_Exercise input_
============

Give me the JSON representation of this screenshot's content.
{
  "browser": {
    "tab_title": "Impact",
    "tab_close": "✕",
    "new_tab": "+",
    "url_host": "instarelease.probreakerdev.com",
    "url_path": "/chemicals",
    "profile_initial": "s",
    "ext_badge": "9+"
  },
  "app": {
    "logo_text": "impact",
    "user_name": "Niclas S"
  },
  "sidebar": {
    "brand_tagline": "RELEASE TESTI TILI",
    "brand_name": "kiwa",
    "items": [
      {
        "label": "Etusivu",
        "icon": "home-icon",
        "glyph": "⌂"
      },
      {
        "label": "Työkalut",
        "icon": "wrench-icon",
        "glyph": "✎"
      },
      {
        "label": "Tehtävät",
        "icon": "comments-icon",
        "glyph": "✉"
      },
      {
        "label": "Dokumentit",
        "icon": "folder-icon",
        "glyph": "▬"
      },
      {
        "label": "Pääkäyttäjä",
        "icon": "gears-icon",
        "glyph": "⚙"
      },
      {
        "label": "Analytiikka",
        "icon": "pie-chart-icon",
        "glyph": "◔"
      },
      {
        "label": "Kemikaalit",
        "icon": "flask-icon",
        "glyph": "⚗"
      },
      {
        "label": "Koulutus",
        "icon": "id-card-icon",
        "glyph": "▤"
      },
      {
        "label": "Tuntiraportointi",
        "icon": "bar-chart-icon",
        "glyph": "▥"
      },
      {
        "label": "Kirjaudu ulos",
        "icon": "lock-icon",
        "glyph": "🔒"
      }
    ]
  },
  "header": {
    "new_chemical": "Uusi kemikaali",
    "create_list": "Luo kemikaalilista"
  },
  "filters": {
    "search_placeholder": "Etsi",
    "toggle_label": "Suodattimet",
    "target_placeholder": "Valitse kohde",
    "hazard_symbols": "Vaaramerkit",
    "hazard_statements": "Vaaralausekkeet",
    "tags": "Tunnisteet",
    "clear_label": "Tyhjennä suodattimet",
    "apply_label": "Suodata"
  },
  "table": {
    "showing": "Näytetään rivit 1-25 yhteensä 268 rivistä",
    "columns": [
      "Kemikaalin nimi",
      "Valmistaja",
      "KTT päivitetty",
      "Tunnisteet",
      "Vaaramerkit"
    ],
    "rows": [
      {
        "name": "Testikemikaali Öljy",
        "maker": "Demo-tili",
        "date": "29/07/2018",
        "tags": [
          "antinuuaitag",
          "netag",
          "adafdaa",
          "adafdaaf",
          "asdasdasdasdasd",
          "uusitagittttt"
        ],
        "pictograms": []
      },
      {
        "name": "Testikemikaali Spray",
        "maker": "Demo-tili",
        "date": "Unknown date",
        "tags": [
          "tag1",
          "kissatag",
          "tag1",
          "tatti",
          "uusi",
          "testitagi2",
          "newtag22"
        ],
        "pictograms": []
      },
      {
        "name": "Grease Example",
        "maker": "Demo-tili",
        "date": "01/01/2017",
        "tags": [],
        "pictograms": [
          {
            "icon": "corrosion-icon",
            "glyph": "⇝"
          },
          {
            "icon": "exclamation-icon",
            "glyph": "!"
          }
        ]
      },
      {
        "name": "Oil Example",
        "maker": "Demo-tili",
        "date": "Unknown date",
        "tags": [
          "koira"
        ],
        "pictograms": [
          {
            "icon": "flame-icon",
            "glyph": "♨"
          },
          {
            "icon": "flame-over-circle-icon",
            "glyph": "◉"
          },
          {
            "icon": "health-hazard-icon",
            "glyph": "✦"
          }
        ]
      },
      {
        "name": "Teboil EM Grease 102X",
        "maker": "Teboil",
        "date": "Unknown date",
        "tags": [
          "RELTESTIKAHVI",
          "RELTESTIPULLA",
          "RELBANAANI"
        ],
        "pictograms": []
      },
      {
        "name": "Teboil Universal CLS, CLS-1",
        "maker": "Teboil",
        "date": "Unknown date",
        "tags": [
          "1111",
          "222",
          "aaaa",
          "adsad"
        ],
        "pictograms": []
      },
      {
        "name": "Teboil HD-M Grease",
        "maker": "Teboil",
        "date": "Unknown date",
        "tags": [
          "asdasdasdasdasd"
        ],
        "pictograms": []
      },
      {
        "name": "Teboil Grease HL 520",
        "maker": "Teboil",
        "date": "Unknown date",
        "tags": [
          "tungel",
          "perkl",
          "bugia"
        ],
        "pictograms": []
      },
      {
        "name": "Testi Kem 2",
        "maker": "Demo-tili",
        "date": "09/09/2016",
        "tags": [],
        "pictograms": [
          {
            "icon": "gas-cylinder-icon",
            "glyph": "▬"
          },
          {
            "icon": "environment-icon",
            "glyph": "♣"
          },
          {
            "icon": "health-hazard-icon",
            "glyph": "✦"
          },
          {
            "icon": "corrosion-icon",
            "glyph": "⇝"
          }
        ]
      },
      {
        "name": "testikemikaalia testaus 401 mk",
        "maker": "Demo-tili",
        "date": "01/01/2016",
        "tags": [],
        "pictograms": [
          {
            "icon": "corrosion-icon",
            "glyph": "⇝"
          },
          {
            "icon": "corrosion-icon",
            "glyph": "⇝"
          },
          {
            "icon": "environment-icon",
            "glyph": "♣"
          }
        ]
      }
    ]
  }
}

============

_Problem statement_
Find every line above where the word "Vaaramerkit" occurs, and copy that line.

_Answer for this exercise_
    "hazard_symbols": "Vaaramerkit",
      "Vaaramerkit"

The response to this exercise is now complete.